That is a gross oversimplification. The whole podcast is well worth your time. I’ve pulled out a few highlights below.
First, a bit about Seinfeld’s writing process, with shades of Garner’s madman/architect/carpenter/judge:
What’s in front of me is I’m usually about 15 or 20 pages of stuff that’s in various states of development. And then there’s a smaller book of just really, really random things. Like, when you’re on a cell phone call and the call drops, and then you reconnect with the person, they’ll go, “I don’t know what happened there.” As if anyone is expecting them to know anything about the incredibly complex technology of the cell phone, they offer this little, I don’t know if it’s an excuse or an apology. They go, “I don’t know what happened there.” So anyway, so I don’t know. So that’s an example of something in that, my little tiny notebook, that I don’t know what to do with that. But it’s just so stupid to me and funny.
So that to me is like an archery target, 50 yards away. Then I take out my bow and my arrow and I go, “Let me see if I can hit that. Let me see if I can create something that I could say to a room full of humans in a nightclub, that will make them see what I see in that.” There’s something stupid and funny about that to me. That’s the very, very beginning. So then I’ll write something about it. It’ll be, if I’m lucky, it’ll be a half a page or a page on a yellow legal pad and I’ll write that. Then in the session the next day, if I get around to it, I will see it again and I will see what I have and what I like and I don’t like. And as any writer can tell you, it’s 95 percent rewrite.
So I have two phases. There is the free-play creative phase. Then there is the polish and construction phase of, and I love to spend inordinate really, I mean, it’s not wasteful to me, because that’s just what I like to do, amounts of time refining and perfecting every single word of it until it has this pleasing flow to my ear.
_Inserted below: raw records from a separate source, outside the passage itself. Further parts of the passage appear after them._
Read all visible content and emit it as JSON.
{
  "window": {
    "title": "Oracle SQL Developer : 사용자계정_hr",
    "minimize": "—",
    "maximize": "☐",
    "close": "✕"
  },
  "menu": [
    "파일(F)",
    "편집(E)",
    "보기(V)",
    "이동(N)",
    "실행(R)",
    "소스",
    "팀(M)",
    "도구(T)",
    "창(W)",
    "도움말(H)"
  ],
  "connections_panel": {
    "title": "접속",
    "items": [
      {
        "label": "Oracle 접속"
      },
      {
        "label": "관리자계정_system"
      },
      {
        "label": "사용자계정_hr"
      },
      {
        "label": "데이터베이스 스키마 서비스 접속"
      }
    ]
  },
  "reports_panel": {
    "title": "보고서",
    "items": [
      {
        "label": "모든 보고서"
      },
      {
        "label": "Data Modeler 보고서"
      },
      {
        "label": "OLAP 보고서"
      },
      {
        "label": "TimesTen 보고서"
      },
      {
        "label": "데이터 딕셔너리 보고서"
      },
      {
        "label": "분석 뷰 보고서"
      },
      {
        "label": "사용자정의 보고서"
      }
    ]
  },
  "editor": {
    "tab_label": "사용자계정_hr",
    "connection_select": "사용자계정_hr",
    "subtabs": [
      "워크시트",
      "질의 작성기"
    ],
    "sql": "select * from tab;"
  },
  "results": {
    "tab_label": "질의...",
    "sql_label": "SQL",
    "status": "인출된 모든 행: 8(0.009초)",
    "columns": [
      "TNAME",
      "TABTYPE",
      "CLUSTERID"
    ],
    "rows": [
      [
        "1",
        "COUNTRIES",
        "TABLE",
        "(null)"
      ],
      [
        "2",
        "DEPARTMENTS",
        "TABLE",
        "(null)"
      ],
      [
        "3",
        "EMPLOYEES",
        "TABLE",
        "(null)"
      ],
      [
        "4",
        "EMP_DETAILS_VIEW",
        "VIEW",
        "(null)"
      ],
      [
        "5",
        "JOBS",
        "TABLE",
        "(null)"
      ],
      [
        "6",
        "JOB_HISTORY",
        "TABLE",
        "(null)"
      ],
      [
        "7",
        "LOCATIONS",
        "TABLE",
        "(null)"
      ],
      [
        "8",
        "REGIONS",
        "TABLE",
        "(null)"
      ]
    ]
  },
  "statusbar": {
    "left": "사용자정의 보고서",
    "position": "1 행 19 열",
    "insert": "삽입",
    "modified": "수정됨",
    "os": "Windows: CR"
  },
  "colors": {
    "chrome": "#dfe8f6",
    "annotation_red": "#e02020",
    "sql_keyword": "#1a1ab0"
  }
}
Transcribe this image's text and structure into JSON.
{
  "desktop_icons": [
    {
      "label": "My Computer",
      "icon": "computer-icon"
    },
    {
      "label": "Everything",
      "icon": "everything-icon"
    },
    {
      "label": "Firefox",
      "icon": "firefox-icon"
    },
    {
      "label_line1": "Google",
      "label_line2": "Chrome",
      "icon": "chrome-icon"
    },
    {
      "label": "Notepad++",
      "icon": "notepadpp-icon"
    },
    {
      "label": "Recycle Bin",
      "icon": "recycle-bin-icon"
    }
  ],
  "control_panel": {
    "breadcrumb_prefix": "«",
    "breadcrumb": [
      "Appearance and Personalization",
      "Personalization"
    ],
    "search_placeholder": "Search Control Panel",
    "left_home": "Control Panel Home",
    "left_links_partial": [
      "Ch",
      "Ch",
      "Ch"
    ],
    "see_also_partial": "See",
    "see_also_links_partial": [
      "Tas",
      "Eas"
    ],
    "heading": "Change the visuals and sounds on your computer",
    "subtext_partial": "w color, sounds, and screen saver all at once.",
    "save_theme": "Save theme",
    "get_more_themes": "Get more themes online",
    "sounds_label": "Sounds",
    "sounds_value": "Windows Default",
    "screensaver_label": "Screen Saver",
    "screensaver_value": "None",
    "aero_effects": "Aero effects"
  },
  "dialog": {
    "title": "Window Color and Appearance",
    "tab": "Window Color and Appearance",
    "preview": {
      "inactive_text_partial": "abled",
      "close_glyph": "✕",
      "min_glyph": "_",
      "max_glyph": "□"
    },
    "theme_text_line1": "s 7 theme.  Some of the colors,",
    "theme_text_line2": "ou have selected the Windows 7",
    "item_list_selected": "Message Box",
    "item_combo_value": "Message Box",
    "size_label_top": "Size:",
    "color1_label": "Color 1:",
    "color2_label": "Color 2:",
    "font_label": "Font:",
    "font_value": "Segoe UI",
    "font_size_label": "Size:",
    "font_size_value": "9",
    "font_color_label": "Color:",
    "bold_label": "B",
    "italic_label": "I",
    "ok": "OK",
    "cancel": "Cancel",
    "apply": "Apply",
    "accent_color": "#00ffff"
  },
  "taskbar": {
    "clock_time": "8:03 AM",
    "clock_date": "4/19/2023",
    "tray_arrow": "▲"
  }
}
Then it becomes something that I can’t wait to say. And then we go from there to the stage with it. From the stage, the audience will then — I imagine, it’s a very scientific thing to me. It’s like, “Okay, here’s my experiment,” and you run the experiment. Then the audience just dumps a bunch of data on you, of, “This is good, this is okay, this is very good, this is terrible.” That goes into my brain from performing it on stage. Then it’s back through the rewrite process and then new ideas will come.
It’s just millions of different kinds of development. It’s just that. So you’re just trying to get — you’re just going to that place of creating, fixing, jettisoning. It’s extremely occupying. It’s never boring. The frustration I’m so used to at this point, I don’t even notice it. And it’s just work time. It’s just work time. Which, and I like the way athletes talk about, “I got to get my work in. Did you get your work in?” I like that phrase. One of the reasons I was looking forward to doing the show with you, is I know that it’s something you are very interested in.
And some more about systems and routines:
A lot of my life is — I don’t like getting depressed. I get depressed a lot. I hate the feeling, and these routines, these very difficult routines, whether it’s exercise or writing, and both of them are things where it’s brutal. That’s another thing I was explaining to my daughter. She’s frustrated that writing is so difficult, because no one told her that it’s the most difficult thing in the world. It’s the most difficult thing in the world is to write.
People tell you to write like you can do it, like you’re supposed to be able to do it. Nobody can do it. It’s impossible. The greatest people in the world can’t do it. So if you’re going to do it, you should first be told: “What you are attempting to do is incredibly difficult. One of the most difficult things there is, way harder than weight training, way harder, what you’re summoning, trying to summon within your brain and your spirit, to create something onto a blank page.” So that’s another part of my systemization technique, learn how to encourage yourself. That’s why you don’t tell someone what you wrote. And be proud of yourself, treat yourself well for having done that horrible, horribly impossible thing.
The whole thing is gold. Highly recommended. As a complement, here is Seinfeld explaining how to write a joke.